1. In high school chemistry class I was taught inert gases (e.g., krypton, xenon) don't form compounds, and less than four years later, as a college chemistry major I visited a scientist at Argonne National Laboratory who let me hold a small vial of a stable xenon crystalline compound, one of many compounds he had made with "inert gases."

2. In graduate school I learned that the BCS (John Bardeen, Leon Cooper, and Robert Schrieffer) theory was a well-tested (and Nobel prize-winning) explanation of superconductivity. A few years later, after two scientists were awarded Nobel prizes for developing superconductors that violated the BCS Theory, I was a state science fair judge viewing some high school projects where students prepared and made measurements on their own high-temperature superconductors.

Students today will likely have similar stories about what they were taught and what they eventually learned later on in their lives.

Carl Vehse said...

"Though we speak of the ancient age of the universe, we do not have solid fact to back this up."

Again, scientific "solid facts" are not "facts" but rather evidences from scientific measurements that come with some amount of uncertainty and measurement error. However, even with such uncertainties there is a tremendous amount of scientific evidence from astrophysical, nuclear, geological, and other sciences that the universe appears to be billions of years old. Oklo is one example here on earth. This doesn't mean that the universe is billions of years old, but that it simply looks billions of years old when examined by the same scientific methods used when you fly in an airplane, talk on a cellphone, check your GPS, watch TV, or rely on the various complex instruments your doctor uses for various medical diagnosis and treatments.

Some people (including scientists) have develop hypotheses that these "apparent ages" can be explained to have occurred in only a few thousand years because of changes in certain fundamental physical constants or the occurances of special phenomena in nature during those thousands of years. However, such hypotheses face the Bayesian "gauntlet" where extraordinary claims require extraordinary evidence.

Terry Maher said...

Insofar as all of this is really about maintaining that Genesis teaches creation in six 24 hour days, and that there was no death before the Fall, it's just silly. The bad science of theologians is as ridiculous as the bad theology of scientists, and they ought to just stop reading each other's fields as if they were their own; wrt to theologians, quit reading Genesis like it's a scientific treatise from God.
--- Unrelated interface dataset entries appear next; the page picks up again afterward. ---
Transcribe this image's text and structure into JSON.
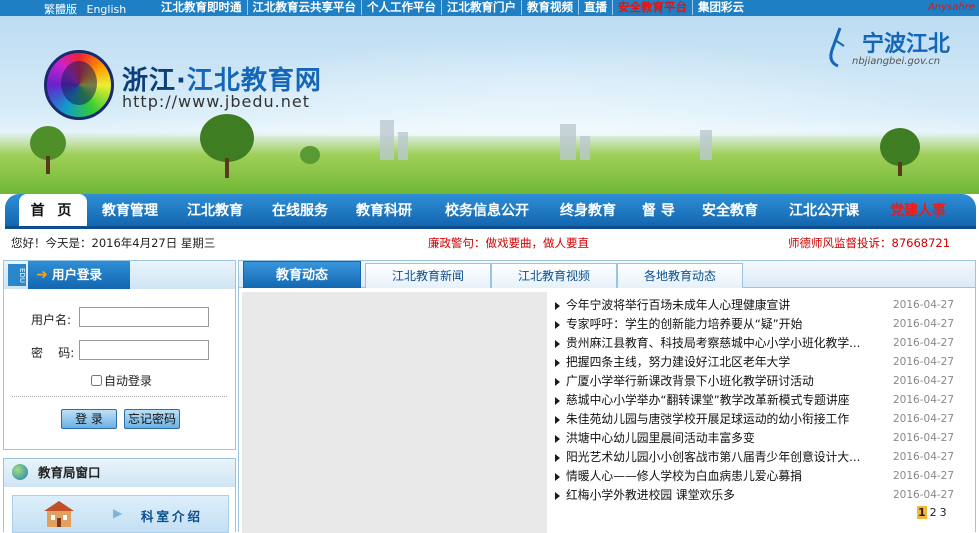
{
  "topbar": {
    "lang": [
      "繁體版",
      "English"
    ],
    "links": [
      "江北教育即时通",
      "江北教育云共享平台",
      "个人工作平台",
      "江北教育门户",
      "教育视频",
      "直播",
      "安全教育平台",
      "集团彩云"
    ],
    "user": "Anysahre"
  },
  "banner": {
    "site_title_a": "浙江·",
    "site_title_b": "江北教育网",
    "site_url": "http://www.jbedu.net",
    "gov_title": "宁波江北",
    "gov_url": "nbjiangbei.gov.cn"
  },
  "nav": {
    "items": [
      "首 页",
      "教育管理",
      "江北教育",
      "在线服务",
      "教育科研",
      "校务信息公开",
      "终身教育",
      "督 导",
      "安全教育",
      "江北公开课",
      "党建人事"
    ]
  },
  "info": {
    "date": "您好！今天是：2016年4月27日 星期三",
    "slogan": "廉政警句：做戏要曲，做人要直",
    "hotline": "师德师风监督投诉：87668721"
  },
  "login": {
    "edu": "EDU",
    "title": "用户登录",
    "username_label": "用户名:",
    "password_label": "密    码:",
    "auto_login": "自动登录",
    "login_button": "登 录",
    "forgot_button": "忘记密码"
  },
  "bureau": {
    "title": "教育局窗口",
    "room": "科室介绍"
  },
  "news": {
    "tabs": [
      "教育动态",
      "江北教育新闻",
      "江北教育视频",
      "各地教育动态"
    ],
    "items": [
      {
        "title": "今年宁波将举行百场未成年人心理健康宣讲",
        "date": "2016-04-27"
      },
      {
        "title": "专家呼吁：学生的创新能力培养要从“疑”开始",
        "date": "2016-04-27"
      },
      {
        "title": "贵州麻江县教育、科技局考察慈城中心小学小班化教学...",
        "date": "2016-04-27"
      },
      {
        "title": "把握四条主线，努力建设好江北区老年大学",
        "date": "2016-04-27"
      },
      {
        "title": "广厦小学举行新课改背景下小班化教学研讨活动",
        "date": "2016-04-27"
      },
      {
        "title": "慈城中心小学举办“翻转课堂”教学改革新模式专题讲座",
        "date": "2016-04-27"
      },
      {
        "title": "朱佳苑幼儿园与唐弢学校开展足球运动的幼小衔接工作",
        "date": "2016-04-27"
      },
      {
        "title": "洪塘中心幼儿园里晨间活动丰富多变",
        "date": "2016-04-27"
      },
      {
        "title": "阳光艺术幼儿园小小创客战市第八届青少年创意设计大...",
        "date": "2016-04-27"
      },
      {
        "title": "情暖人心——修人学校为白血病患儿爱心募捐",
        "date": "2016-04-27"
      },
      {
        "title": "红梅小学外教进校园 课堂欢乐多",
        "date": "2016-04-27"
      }
    ],
    "pages": [
      "1",
      "2",
      "3"
    ]
  }
}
Augustine was of the opinion that what is now taken to be the "literal" reading of Genesis is not even the literal reading of Genesis, and that physical death is not a consequence of the Fall.

Haven't beard any one call him a heretic or modernist yet.

Anonymous said...

Augustine was a man (fallible).

Didn't he also (along with most of his time) believe the world to be flat?

Terry Maher said...

A flat earth is necessary to the description in Genesis if it is to be taken "literally" -- there cannot be morning and evening defining a day for the whole earth if it's a sphere, since morning and evening do not happen at the same time in all points of the sphere -- and that the universe is not geocentric was once held to be a threat to the Christian faith which if not true everything else unravels. Not to mention earthly morning and evening happen only on earth and are meaningless as temporal definitions universally. Or that since Scripture says the earth cannot be moved, therefore it does not move.

Yet some Christians engage in the same sort of nonsense now. Reminds me of the early days of spaceflight, when some Christians were sure it would provoke flooding since it will poke holes in the "firmament" separating the waters above from those below.

If you don't believe in a flat earth, thank science. At one time the same dire warnings from the church sounded against the idea that the earth is round and moves, but who to-day would argue that? Christianity is no more threatened by modern science than by earlier discoveries that the earth is round and does move.

One interesting discussion on some of this is found at